I asked this question of a co-worker several months ago, and he took offense to it (but did not let me know this at the time, but brought it up several months later when he was getting reprimanded for gossiping at work) which really, really surprised me because I had not expected that reaction at all. It just didn't occur to me that the question was a "bad" one. So if this question does offend you, I do apologize.
The question I asked was When did you first realize you were gay?, something I've always wondered about. I mean, when I was a kid my mom would say things like "When you grow up and get married, your husband will blah blah blah" and I would hear about marriage and relationships with 'man and woman' as the norm. I didn't really know about gay people until 5th or 6th grade, which I realize is probably not normal, and I never knew anyone who were openly homosexual until the end of high school or start of college. But my understanding in those years was that homosexuality was in the minority, the 'other' option. To my knowledge, no one is raised from baby on up with the expectation that they will be gay. Many parents will tell their children it's okay to be straight OR gay, like, "When you grow up and marry your husband OR your wife-" but never do they say to a little boy, "When you grow up and marry your husband." (If this is incorrect, again, please let me know.)
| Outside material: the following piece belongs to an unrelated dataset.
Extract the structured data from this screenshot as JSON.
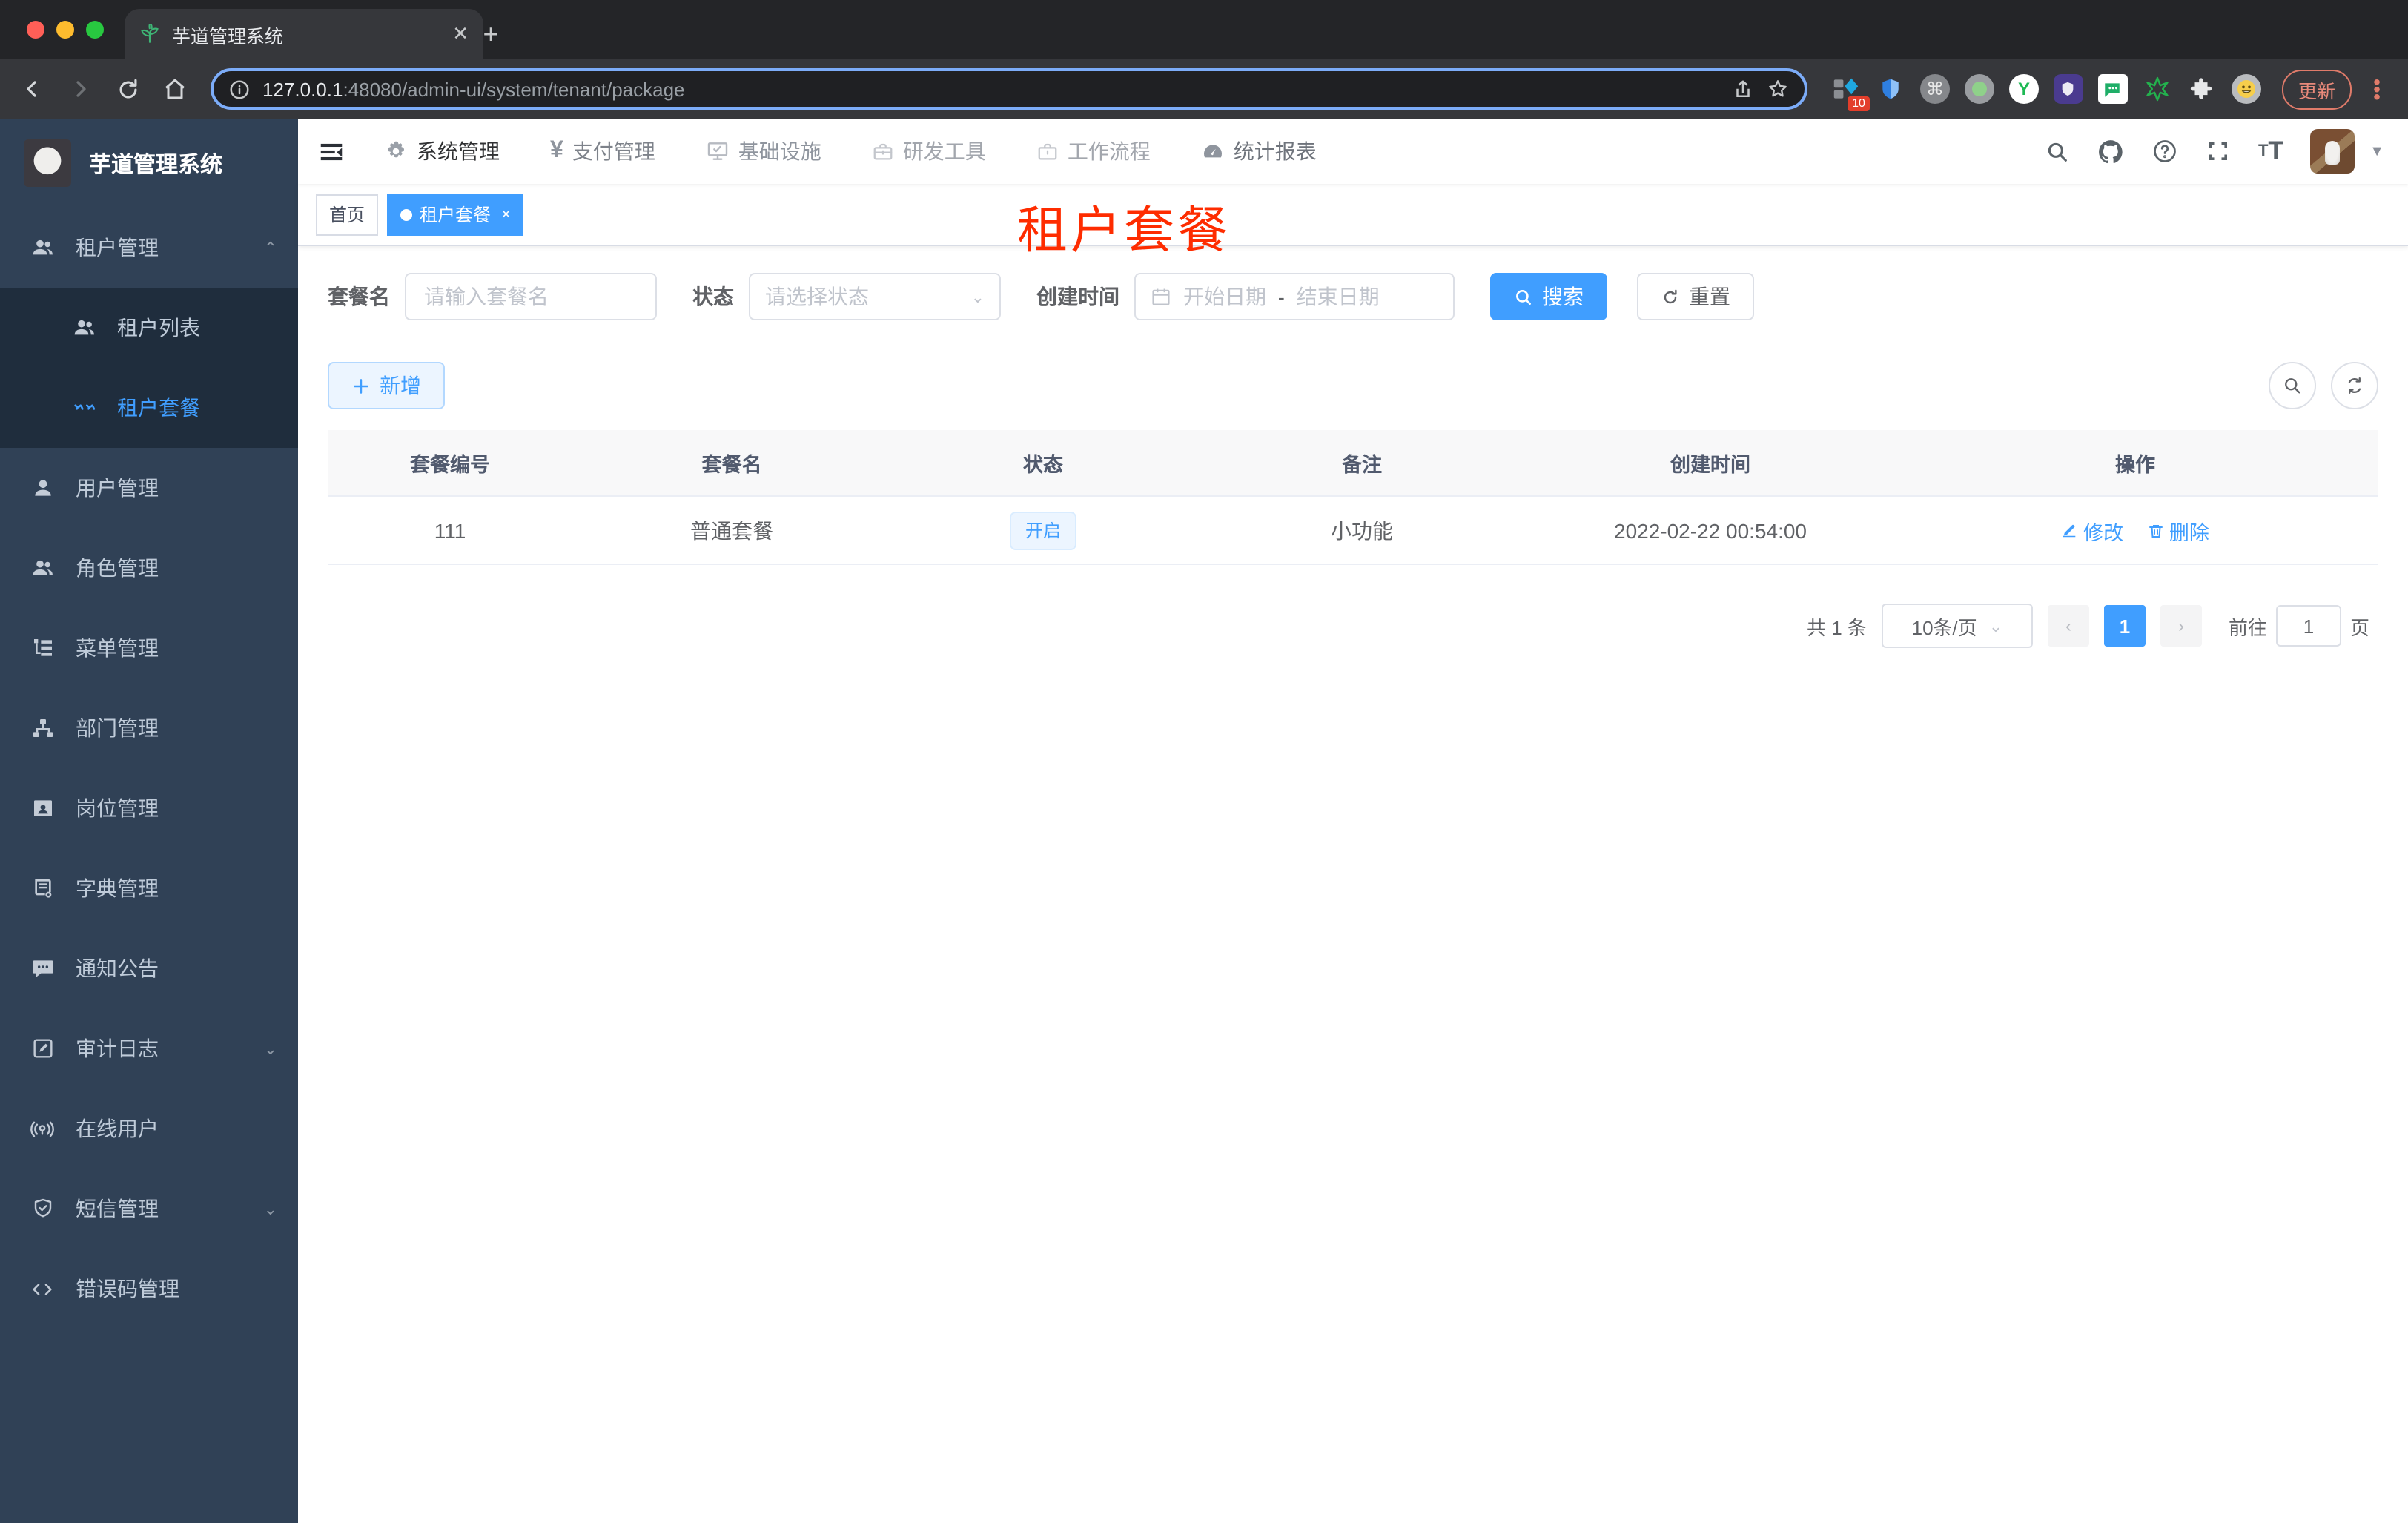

So it would be my understanding/assumption that at some point there must be a moment where one looks around and realizes that that no, they are not following the cultural majority and they don't like the opposite sex in that way but prefer their own gender. Does this epiphany happen? If yes, would you mind sharing what it was like? How old you were and that sort of thing. If it doesn't happen, and from the womb you know you're gay as my co-worker implied (Actually he responded to the question with "Well, when did you realize you first liked boys?" and I thought he was joking, because he was very rarely serious and so I laughed and said something like "When I got my first crush in 4th grade!"), then how did you reconcile this knowledge against the cultural standard that boys marry girls and vice versa?
Or did everyone talk about homosexuality a lot more than my family did, and I'm being an ignorant crazy weird person again?
PS - Also, in any other work environment I would not ask this question. But at that store conversations about sex and sexuality were unusually common, and the few gay people I had known up to that point told me their moment-of-realization stories quite casually without my prompting it by asking, so it just hadn't occurred to me that it was a controversial question.